**Work to be completed:**
Retrieve all lines below that have the string "screenshot".

**Supplied entries:**
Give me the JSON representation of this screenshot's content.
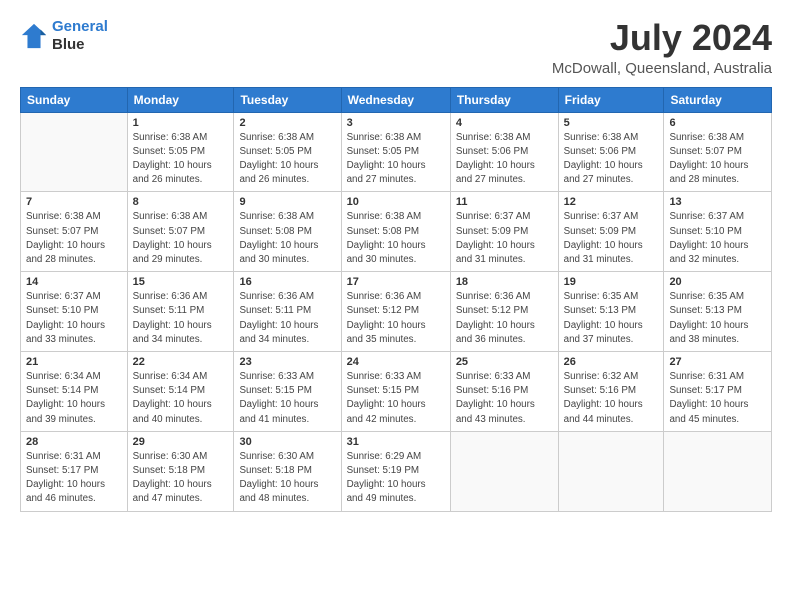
{
  "header": {
    "logo_line1": "General",
    "logo_line2": "Blue",
    "title": "July 2024",
    "subtitle": "McDowall, Queensland, Australia"
  },
  "weekdays": [
    "Sunday",
    "Monday",
    "Tuesday",
    "Wednesday",
    "Thursday",
    "Friday",
    "Saturday"
  ],
  "weeks": [
    [
      {
        "day": "",
        "info": ""
      },
      {
        "day": "1",
        "info": "Sunrise: 6:38 AM\nSunset: 5:05 PM\nDaylight: 10 hours\nand 26 minutes."
      },
      {
        "day": "2",
        "info": "Sunrise: 6:38 AM\nSunset: 5:05 PM\nDaylight: 10 hours\nand 26 minutes."
      },
      {
        "day": "3",
        "info": "Sunrise: 6:38 AM\nSunset: 5:05 PM\nDaylight: 10 hours\nand 27 minutes."
      },
      {
        "day": "4",
        "info": "Sunrise: 6:38 AM\nSunset: 5:06 PM\nDaylight: 10 hours\nand 27 minutes."
      },
      {
        "day": "5",
        "info": "Sunrise: 6:38 AM\nSunset: 5:06 PM\nDaylight: 10 hours\nand 27 minutes."
      },
      {
        "day": "6",
        "info": "Sunrise: 6:38 AM\nSunset: 5:07 PM\nDaylight: 10 hours\nand 28 minutes."
      }
    ],
    [
      {
        "day": "7",
        "info": "Sunrise: 6:38 AM\nSunset: 5:07 PM\nDaylight: 10 hours\nand 28 minutes."
      },
      {
        "day": "8",
        "info": "Sunrise: 6:38 AM\nSunset: 5:07 PM\nDaylight: 10 hours\nand 29 minutes."
      },
      {
        "day": "9",
        "info": "Sunrise: 6:38 AM\nSunset: 5:08 PM\nDaylight: 10 hours\nand 30 minutes."
      },
      {
        "day": "10",
        "info": "Sunrise: 6:38 AM\nSunset: 5:08 PM\nDaylight: 10 hours\nand 30 minutes."
      },
      {
        "day": "11",
        "info": "Sunrise: 6:37 AM\nSunset: 5:09 PM\nDaylight: 10 hours\nand 31 minutes."
      },
      {
        "day": "12",
        "info": "Sunrise: 6:37 AM\nSunset: 5:09 PM\nDaylight: 10 hours\nand 31 minutes."
      },
      {
        "day": "13",
        "info": "Sunrise: 6:37 AM\nSunset: 5:10 PM\nDaylight: 10 hours\nand 32 minutes."
      }
    ],
    [
      {
        "day": "14",
        "info": "Sunrise: 6:37 AM\nSunset: 5:10 PM\nDaylight: 10 hours\nand 33 minutes."
      },
      {
        "day": "15",
        "info": "Sunrise: 6:36 AM\nSunset: 5:11 PM\nDaylight: 10 hours\nand 34 minutes."
      },
      {
        "day": "16",
        "info": "Sunrise: 6:36 AM\nSunset: 5:11 PM\nDaylight: 10 hours\nand 34 minutes."
      },
      {
        "day": "17",
        "info": "Sunrise: 6:36 AM\nSunset: 5:12 PM\nDaylight: 10 hours\nand 35 minutes."
      },
      {
        "day": "18",
        "info": "Sunrise: 6:36 AM\nSunset: 5:12 PM\nDaylight: 10 hours\nand 36 minutes."
      },
      {
        "day": "19",
        "info": "Sunrise: 6:35 AM\nSunset: 5:13 PM\nDaylight: 10 hours\nand 37 minutes."
      },
      {
        "day": "20",
        "info": "Sunrise: 6:35 AM\nSunset: 5:13 PM\nDaylight: 10 hours\nand 38 minutes."
      }
    ],
    [
      {
        "day": "21",
        "info": "Sunrise: 6:34 AM\nSunset: 5:14 PM\nDaylight: 10 hours\nand 39 minutes."
      },
      {
        "day": "22",
        "info": "Sunrise: 6:34 AM\nSunset: 5:14 PM\nDaylight: 10 hours\nand 40 minutes."
      },
      {
        "day": "23",
        "info": "Sunrise: 6:33 AM\nSunset: 5:15 PM\nDaylight: 10 hours\nand 41 minutes."
      },
      {
        "day": "24",
        "info": "Sunrise: 6:33 AM\nSunset: 5:15 PM\nDaylight: 10 hours\nand 42 minutes."
      },
      {
        "day": "25",
        "info": "Sunrise: 6:33 AM\nSunset: 5:16 PM\nDaylight: 10 hours\nand 43 minutes."
      },
      {
        "day": "26",
        "info": "Sunrise: 6:32 AM\nSunset: 5:16 PM\nDaylight: 10 hours\nand 44 minutes."
      },
      {
        "day": "27",
        "info": "Sunrise: 6:31 AM\nSunset: 5:17 PM\nDaylight: 10 hours\nand 45 minutes."
      }
    ],
    [
      {
        "day": "28",
        "info": "Sunrise: 6:31 AM\nSunset: 5:17 PM\nDaylight: 10 hours\nand 46 minutes."
      },
      {
        "day": "29",
        "info": "Sunrise: 6:30 AM\nSunset: 5:18 PM\nDaylight: 10 hours\nand 47 minutes."
      },
      {
        "day": "30",
        "info": "Sunrise: 6:30 AM\nSunset: 5:18 PM\nDaylight: 10 hours\nand 48 minutes."
      },
      {
        "day": "31",
        "info": "Sunrise: 6:29 AM\nSunset: 5:19 PM\nDaylight: 10 hours\nand 49 minutes."
      },
      {
        "day": "",
        "info": ""
      },
      {
        "day": "",
        "info": ""
      },
      {
        "day": "",
        "info": ""
      }
    ]
  ]
}
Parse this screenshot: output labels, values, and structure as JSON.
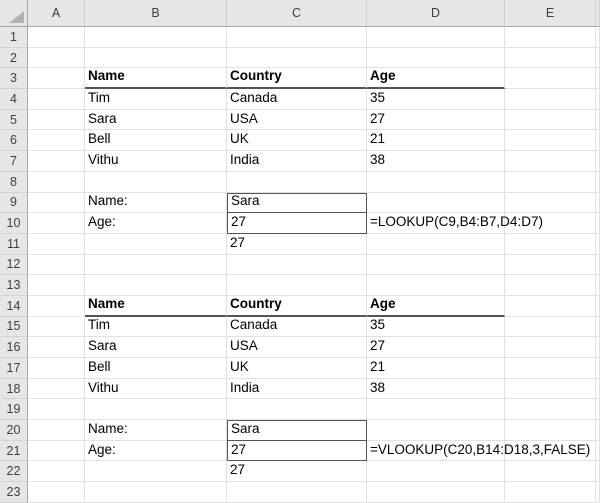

**Answer:**
Give me the JSON representation of this screenshot's content.
Parse this screenshot: output labels, values, and structure as JSON.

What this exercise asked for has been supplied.